Because most men don’t do inner work (largely because their conditioning won’t allow it), it can be assumed that most men have a hurt little boy inside who often runs the show, specifically in relationships.
By growing ourselves up, we can begin to meet the demands of our life from a place of maturity and responsibility. Rather than shaming each other into "manning up" we simply grow our fragmented self up, one step at a time.
Also, if this is a bad thing: "Instead most men are a slave to their gender’s expectations of success—house, cars, high paying jobs, marriage and kids," why is the author worried that men have decided that they don't need relationships or high-paying jobs to be happy? Why, indeed, is the author hopping on Zimbardo's band wagon to force men further towards being marriage-material and having kids? If the author wants men to be free of their gender's expectations, shouldn't he be cheering for men who have managed to find happiness without subjugating themselves to society's expectations of success? Apparently, they should still pursue relationships, succeed and in general, act exactly like men did before, but, I guess, while also being in touch with their feminine side?

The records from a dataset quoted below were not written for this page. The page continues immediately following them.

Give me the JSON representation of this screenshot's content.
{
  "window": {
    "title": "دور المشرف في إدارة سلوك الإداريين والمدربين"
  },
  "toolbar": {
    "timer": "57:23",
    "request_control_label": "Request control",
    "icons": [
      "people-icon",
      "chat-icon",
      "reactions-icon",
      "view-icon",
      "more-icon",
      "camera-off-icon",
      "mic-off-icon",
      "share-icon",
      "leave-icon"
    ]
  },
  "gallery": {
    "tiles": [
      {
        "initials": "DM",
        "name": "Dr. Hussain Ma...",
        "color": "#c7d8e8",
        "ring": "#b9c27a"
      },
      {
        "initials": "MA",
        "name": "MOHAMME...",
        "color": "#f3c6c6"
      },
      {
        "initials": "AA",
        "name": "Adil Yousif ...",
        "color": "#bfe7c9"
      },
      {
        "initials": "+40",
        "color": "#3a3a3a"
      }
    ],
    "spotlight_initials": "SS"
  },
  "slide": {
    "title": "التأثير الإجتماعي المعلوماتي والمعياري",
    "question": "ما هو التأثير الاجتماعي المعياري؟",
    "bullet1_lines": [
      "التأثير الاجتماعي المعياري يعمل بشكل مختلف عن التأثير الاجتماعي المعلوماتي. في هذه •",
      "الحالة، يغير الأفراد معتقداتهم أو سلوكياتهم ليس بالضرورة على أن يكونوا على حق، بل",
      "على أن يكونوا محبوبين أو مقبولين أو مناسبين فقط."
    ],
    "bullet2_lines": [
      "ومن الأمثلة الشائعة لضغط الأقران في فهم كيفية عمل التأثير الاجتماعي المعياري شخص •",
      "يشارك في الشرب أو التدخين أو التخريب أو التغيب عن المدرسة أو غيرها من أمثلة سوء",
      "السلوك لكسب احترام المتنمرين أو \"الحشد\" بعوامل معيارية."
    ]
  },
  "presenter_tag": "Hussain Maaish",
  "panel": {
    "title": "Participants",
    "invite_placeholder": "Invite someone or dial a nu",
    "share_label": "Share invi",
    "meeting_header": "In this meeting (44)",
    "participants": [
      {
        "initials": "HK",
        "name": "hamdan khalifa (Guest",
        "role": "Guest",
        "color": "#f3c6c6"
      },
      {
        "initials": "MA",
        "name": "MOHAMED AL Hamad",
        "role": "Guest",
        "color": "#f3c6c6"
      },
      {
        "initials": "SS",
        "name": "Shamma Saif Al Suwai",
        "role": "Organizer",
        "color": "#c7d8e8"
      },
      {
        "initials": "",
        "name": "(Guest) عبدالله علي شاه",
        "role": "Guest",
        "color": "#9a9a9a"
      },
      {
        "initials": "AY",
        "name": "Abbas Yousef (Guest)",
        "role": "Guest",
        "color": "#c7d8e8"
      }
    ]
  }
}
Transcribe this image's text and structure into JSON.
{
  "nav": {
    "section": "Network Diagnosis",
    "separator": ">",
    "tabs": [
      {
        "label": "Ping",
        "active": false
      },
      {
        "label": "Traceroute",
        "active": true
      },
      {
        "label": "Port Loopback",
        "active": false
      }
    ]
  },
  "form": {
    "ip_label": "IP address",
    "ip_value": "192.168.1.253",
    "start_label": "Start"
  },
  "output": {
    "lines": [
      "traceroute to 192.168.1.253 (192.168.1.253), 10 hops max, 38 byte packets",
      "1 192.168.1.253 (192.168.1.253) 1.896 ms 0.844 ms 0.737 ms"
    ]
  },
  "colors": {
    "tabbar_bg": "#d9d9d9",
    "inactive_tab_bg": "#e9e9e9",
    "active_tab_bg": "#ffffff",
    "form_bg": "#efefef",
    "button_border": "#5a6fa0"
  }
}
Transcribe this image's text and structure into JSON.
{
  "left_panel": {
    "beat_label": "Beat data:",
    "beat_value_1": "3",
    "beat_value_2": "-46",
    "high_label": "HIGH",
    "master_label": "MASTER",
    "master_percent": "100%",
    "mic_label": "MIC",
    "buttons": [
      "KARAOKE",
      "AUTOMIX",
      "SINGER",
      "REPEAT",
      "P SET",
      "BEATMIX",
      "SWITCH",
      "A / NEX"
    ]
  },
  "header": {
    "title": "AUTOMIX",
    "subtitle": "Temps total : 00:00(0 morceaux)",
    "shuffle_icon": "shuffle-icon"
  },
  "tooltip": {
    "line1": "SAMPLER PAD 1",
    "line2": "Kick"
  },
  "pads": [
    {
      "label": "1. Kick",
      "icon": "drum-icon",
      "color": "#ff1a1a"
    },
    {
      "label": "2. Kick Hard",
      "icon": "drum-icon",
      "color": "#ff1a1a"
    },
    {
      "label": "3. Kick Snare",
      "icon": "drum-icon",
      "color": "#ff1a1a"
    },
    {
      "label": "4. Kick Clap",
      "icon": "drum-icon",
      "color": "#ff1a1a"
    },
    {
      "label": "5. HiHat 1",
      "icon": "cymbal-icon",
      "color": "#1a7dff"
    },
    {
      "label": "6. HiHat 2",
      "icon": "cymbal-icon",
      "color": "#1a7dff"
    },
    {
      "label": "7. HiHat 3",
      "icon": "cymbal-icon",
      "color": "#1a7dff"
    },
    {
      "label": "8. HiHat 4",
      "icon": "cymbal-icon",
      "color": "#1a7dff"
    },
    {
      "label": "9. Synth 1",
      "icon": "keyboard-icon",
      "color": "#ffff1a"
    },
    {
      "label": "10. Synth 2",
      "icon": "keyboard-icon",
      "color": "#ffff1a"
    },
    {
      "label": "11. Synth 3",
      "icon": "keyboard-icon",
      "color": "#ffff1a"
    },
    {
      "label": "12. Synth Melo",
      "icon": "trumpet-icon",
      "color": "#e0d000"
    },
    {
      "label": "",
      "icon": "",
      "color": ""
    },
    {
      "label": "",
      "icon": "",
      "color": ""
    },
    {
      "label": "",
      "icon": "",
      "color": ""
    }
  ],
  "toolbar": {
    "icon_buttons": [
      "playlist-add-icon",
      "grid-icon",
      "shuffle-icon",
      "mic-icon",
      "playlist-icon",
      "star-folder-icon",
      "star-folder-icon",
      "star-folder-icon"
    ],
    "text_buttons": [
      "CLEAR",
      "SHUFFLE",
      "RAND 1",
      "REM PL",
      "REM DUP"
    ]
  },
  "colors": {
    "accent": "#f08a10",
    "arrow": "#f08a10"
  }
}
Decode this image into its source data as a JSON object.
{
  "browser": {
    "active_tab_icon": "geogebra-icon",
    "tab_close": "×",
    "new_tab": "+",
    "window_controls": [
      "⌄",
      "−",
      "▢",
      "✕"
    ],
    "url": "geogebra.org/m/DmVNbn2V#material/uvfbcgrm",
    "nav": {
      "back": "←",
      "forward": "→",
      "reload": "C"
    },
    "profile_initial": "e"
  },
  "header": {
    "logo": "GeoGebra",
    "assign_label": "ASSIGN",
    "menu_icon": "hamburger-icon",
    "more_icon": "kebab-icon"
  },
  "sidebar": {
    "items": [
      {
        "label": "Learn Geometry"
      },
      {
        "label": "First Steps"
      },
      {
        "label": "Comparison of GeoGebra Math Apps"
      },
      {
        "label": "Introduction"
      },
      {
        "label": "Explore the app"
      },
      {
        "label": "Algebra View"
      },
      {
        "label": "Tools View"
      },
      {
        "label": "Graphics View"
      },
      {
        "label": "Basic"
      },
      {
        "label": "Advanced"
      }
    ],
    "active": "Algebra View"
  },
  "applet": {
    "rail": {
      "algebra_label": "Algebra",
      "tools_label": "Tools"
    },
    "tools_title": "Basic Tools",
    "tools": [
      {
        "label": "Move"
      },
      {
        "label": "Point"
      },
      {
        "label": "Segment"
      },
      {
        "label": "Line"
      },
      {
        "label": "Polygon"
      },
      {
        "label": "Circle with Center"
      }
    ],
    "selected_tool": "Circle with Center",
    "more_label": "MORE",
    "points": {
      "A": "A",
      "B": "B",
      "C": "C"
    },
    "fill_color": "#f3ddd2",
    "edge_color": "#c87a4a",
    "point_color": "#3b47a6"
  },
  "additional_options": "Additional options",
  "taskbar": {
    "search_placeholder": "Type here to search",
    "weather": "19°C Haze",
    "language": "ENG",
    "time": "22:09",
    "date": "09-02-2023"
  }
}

The author concludes: "For brave men who want to be in control of their life, the path will be to transcend the gender box and dismantle their conditioning. This is (the) path to more and more personal choice and freedom." There's that word brave again! I thought we weren't supposed to teach boys to be brave? That it was just like teaching them not to be gay! Or is the author not linking his various points together mentally, and just hopping from one place to another? But, hopping bravely!
Eventually, I promise, we'll do more history!